GOAL OF THE EXERCISE: Each record below should be output verbatim, without pictures.

[Entries taken from a collection]
━━━━━━━━━━━━━━━━━━━━━━━━━━━━━━

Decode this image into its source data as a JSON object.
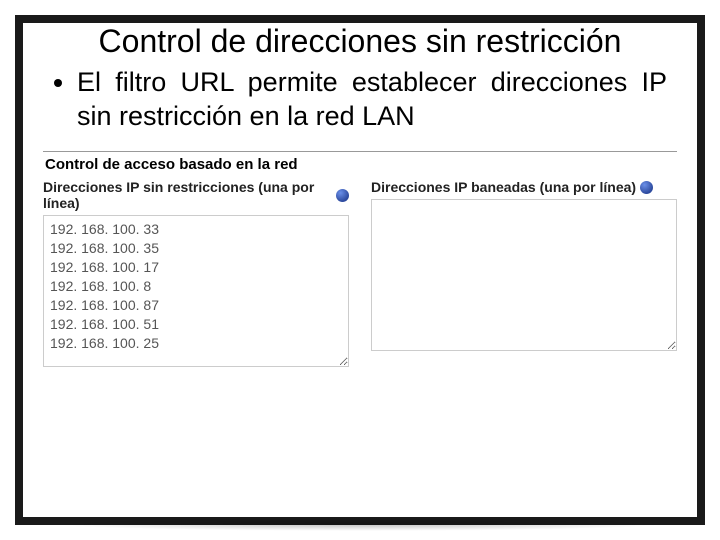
{
  "title": "Control de direcciones sin restricción",
  "bullet": "El filtro URL permite establecer direcciones IP sin restricción en la red LAN",
  "panel": {
    "heading": "Control de acceso basado en la red",
    "left": {
      "label": "Direcciones IP sin restricciones (una por línea)",
      "value": "192. 168. 100. 33\n192. 168. 100. 35\n192. 168. 100. 17\n192. 168. 100. 8\n192. 168. 100. 87\n192. 168. 100. 51\n192. 168. 100. 25"
    },
    "right": {
      "label": "Direcciones IP baneadas (una por línea)",
      "value": ""
    }
  }
}
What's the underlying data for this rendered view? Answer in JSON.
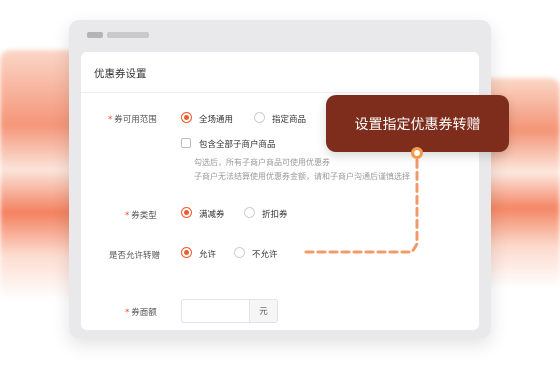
{
  "panel": {
    "title": "优惠券设置"
  },
  "form": {
    "scope": {
      "label": "券可用范围",
      "options": [
        "全场通用",
        "指定商品"
      ],
      "selected": "全场通用",
      "checkbox_label": "包含全部子商户商品",
      "help_line1": "勾选后，所有子商户商品可使用优惠券",
      "help_line2": "子商户无法结算使用优惠券金额，请和子商户沟通后谨慎选择"
    },
    "type": {
      "label": "券类型",
      "options": [
        "满减券",
        "折扣券"
      ],
      "selected": "满减券"
    },
    "transfer": {
      "label": "是否允许转赠",
      "options": [
        "允许",
        "不允许"
      ],
      "selected": "允许"
    },
    "amount": {
      "label": "券面额",
      "value": "",
      "unit": "元"
    }
  },
  "tooltip": {
    "text": "设置指定优惠券转赠"
  },
  "colors": {
    "accent": "#ef5b2e",
    "tooltip_bg": "#7e2d1c",
    "dashed_line": "#f39a6a"
  }
}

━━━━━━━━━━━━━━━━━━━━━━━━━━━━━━

THE COMPLETED TASK:
Decode this image into its source data as a JSON object.
{
  "title": "Control de direcciones sin restricción",
  "bullet": "El filtro URL permite establecer direcciones IP sin restricción en la red LAN",
  "panel": {
    "heading": "Control de acceso basado en la red",
    "left": {
      "label": "Direcciones IP sin restricciones (una por línea)",
      "value": "192. 168. 100. 33\n192. 168. 100. 35\n192. 168. 100. 17\n192. 168. 100. 8\n192. 168. 100. 87\n192. 168. 100. 51\n192. 168. 100. 25"
    },
    "right": {
      "label": "Direcciones IP baneadas (una por línea)",
      "value": ""
    }
  }
}
What's the underlying data for this rendered view? Answer in JSON.
{
  "panel": {
    "title": "优惠券设置"
  },
  "form": {
    "scope": {
      "label": "券可用范围",
      "options": [
        "全场通用",
        "指定商品"
      ],
      "selected": "全场通用",
      "checkbox_label": "包含全部子商户商品",
      "help_line1": "勾选后，所有子商户商品可使用优惠券",
      "help_line2": "子商户无法结算使用优惠券金额，请和子商户沟通后谨慎选择"
    },
    "type": {
      "label": "券类型",
      "options": [
        "满减券",
        "折扣券"
      ],
      "selected": "满减券"
    },
    "transfer": {
      "label": "是否允许转赠",
      "options": [
        "允许",
        "不允许"
      ],
      "selected": "允许"
    },
    "amount": {
      "label": "券面额",
      "value": "",
      "unit": "元"
    }
  },
  "tooltip": {
    "text": "设置指定优惠券转赠"
  },
  "colors": {
    "accent": "#ef5b2e",
    "tooltip_bg": "#7e2d1c",
    "dashed_line": "#f39a6a"
  }
}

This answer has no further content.